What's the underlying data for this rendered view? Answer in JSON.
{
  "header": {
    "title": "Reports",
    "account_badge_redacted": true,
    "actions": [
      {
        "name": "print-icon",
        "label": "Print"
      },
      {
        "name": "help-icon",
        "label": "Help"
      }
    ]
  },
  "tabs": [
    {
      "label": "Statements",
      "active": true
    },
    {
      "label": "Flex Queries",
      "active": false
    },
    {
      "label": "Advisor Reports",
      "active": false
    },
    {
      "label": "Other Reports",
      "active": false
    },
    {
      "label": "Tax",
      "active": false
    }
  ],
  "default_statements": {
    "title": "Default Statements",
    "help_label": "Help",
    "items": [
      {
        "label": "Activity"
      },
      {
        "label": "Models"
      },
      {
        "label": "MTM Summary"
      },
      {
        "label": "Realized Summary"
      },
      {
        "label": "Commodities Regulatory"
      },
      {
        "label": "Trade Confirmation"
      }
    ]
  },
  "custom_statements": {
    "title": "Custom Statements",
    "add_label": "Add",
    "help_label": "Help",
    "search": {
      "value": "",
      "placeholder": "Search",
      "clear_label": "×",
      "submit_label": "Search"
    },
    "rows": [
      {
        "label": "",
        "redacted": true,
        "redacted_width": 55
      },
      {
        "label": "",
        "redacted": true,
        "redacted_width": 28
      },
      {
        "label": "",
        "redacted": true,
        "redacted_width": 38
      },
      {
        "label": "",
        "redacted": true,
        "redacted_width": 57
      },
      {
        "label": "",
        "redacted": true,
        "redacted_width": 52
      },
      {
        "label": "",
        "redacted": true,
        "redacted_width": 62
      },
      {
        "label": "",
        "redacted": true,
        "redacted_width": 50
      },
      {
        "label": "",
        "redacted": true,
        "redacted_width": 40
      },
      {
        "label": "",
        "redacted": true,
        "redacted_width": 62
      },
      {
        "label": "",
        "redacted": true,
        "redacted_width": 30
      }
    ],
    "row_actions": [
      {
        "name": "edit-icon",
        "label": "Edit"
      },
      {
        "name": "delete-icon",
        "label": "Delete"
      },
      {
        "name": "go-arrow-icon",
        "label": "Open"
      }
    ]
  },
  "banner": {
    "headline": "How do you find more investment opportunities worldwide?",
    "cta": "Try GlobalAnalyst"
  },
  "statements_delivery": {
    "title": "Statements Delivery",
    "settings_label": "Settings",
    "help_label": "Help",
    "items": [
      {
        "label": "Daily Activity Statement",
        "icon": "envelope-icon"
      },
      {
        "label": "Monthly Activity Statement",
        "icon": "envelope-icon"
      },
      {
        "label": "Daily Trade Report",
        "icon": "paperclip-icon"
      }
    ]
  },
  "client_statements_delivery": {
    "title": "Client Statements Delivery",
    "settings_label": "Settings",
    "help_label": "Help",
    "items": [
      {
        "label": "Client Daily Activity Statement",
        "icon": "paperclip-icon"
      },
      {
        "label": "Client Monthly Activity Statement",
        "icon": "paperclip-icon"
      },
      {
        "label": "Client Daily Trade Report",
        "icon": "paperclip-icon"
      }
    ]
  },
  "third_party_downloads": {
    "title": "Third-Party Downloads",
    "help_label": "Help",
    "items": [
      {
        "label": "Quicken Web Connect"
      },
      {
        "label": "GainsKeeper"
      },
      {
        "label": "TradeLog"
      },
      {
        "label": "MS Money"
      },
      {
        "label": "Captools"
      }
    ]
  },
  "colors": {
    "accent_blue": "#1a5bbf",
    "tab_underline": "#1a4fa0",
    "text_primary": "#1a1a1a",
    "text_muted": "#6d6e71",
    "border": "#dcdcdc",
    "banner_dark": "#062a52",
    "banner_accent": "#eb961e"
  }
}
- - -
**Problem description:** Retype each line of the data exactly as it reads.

**Worked solution:**
What's the underlying data for this rendered view? Answer in JSON.
{
  "header": {
    "title": "Reports",
    "account_badge_redacted": true,
    "actions": [
      {
        "name": "print-icon",
        "label": "Print"
      },
      {
        "name": "help-icon",
        "label": "Help"
      }
    ]
  },
  "tabs": [
    {
      "label": "Statements",
      "active": true
    },
    {
      "label": "Flex Queries",
      "active": false
    },
    {
      "label": "Advisor Reports",
      "active": false
    },
    {
      "label": "Other Reports",
      "active": false
    },
    {
      "label": "Tax",
      "active": false
    }
  ],
  "default_statements": {
    "title": "Default Statements",
    "help_label": "Help",
    "items": [
      {
        "label": "Activity"
      },
      {
        "label": "Models"
      },
      {
        "label": "MTM Summary"
      },
      {
        "label": "Realized Summary"
      },
      {
        "label": "Commodities Regulatory"
      },
      {
        "label": "Trade Confirmation"
      }
    ]
  },
  "custom_statements": {
    "title": "Custom Statements",
    "add_label": "Add",
    "help_label": "Help",
    "search": {
      "value": "",
      "placeholder": "Search",
      "clear_label": "×",
      "submit_label": "Search"
    },
    "rows": [
      {
        "label": "",
        "redacted": true,
        "redacted_width": 55
      },
      {
        "label": "",
        "redacted": true,
        "redacted_width": 28
      },
      {
        "label": "",
        "redacted": true,
        "redacted_width": 38
      },
      {
        "label": "",
        "redacted": true,
        "redacted_width": 57
      },
      {
        "label": "",
        "redacted": true,
        "redacted_width": 52
      },
      {
        "label": "",
        "redacted": true,
        "redacted_width": 62
      },
      {
        "label": "",
        "redacted": true,
        "redacted_width": 50
      },
      {
        "label": "",
        "redacted": true,
        "redacted_width": 40
      },
      {
        "label": "",
        "redacted": true,
        "redacted_width": 62
      },
      {
        "label": "",
        "redacted": true,
        "redacted_width": 30
      }
    ],
    "row_actions": [
      {
        "name": "edit-icon",
        "label": "Edit"
      },
      {
        "name": "delete-icon",
        "label": "Delete"
      },
      {
        "name": "go-arrow-icon",
        "label": "Open"
      }
    ]
  },
  "banner": {
    "headline": "How do you find more investment opportunities worldwide?",
    "cta": "Try GlobalAnalyst"
  },
  "statements_delivery": {
    "title": "Statements Delivery",
    "settings_label": "Settings",
    "help_label": "Help",
    "items": [
      {
        "label": "Daily Activity Statement",
        "icon": "envelope-icon"
      },
      {
        "label": "Monthly Activity Statement",
        "icon": "envelope-icon"
      },
      {
        "label": "Daily Trade Report",
        "icon": "paperclip-icon"
      }
    ]
  },
  "client_statements_delivery": {
    "title": "Client Statements Delivery",
    "settings_label": "Settings",
    "help_label": "Help",
    "items": [
      {
        "label": "Client Daily Activity Statement",
        "icon": "paperclip-icon"
      },
      {
        "label": "Client Monthly Activity Statement",
        "icon": "paperclip-icon"
      },
      {
        "label": "Client Daily Trade Report",
        "icon": "paperclip-icon"
      }
    ]
  },
  "third_party_downloads": {
    "title": "Third-Party Downloads",
    "help_label": "Help",
    "items": [
      {
        "label": "Quicken Web Connect"
      },
      {
        "label": "GainsKeeper"
      },
      {
        "label": "TradeLog"
      },
      {
        "label": "MS Money"
      },
      {
        "label": "Captools"
      }
    ]
  },
  "colors": {
    "accent_blue": "#1a5bbf",
    "tab_underline": "#1a4fa0",
    "text_primary": "#1a1a1a",
    "text_muted": "#6d6e71",
    "border": "#dcdcdc",
    "banner_dark": "#062a52",
    "banner_accent": "#eb961e"
  }
}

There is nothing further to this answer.